→ **WHAT IS REQUIRED**
Using the listing below, show all lines that hold the word "Twenty".
####################
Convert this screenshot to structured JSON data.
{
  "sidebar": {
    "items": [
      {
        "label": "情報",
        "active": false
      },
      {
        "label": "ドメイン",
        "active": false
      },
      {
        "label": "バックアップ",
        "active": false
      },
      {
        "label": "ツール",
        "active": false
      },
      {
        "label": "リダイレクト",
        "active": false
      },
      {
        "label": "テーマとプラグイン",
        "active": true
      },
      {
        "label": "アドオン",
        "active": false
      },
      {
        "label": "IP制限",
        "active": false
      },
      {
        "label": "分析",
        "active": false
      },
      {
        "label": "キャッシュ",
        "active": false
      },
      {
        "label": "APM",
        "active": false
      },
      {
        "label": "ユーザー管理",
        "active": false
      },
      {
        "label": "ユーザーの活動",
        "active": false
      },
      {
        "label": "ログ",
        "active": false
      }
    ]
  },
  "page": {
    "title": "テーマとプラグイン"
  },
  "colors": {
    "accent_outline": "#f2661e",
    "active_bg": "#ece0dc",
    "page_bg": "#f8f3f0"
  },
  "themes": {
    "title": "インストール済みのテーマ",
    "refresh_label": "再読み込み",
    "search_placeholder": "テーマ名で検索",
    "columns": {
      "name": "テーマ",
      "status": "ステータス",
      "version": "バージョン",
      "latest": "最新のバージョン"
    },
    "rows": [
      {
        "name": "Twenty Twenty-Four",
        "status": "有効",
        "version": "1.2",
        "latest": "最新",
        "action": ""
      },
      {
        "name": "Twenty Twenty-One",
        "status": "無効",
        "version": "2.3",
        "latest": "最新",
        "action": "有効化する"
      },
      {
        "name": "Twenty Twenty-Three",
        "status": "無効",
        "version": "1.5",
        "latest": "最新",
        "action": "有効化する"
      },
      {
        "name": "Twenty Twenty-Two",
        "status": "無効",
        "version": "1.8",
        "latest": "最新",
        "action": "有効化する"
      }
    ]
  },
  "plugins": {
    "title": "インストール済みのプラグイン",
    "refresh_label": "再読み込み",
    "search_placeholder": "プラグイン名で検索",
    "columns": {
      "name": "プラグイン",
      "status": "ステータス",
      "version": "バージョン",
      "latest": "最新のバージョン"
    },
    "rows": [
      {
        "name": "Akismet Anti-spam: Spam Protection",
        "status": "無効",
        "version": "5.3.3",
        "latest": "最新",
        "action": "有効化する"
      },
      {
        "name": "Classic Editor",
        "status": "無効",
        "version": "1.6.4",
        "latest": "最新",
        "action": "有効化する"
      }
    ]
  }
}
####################
→ **SOLUTION FOR THIS EXERCISE**
        "name": "Twenty Twenty-Four",
        "name": "Twenty Twenty-One",
        "name": "Twenty Twenty-Three",
        "name": "Twenty Twenty-Two",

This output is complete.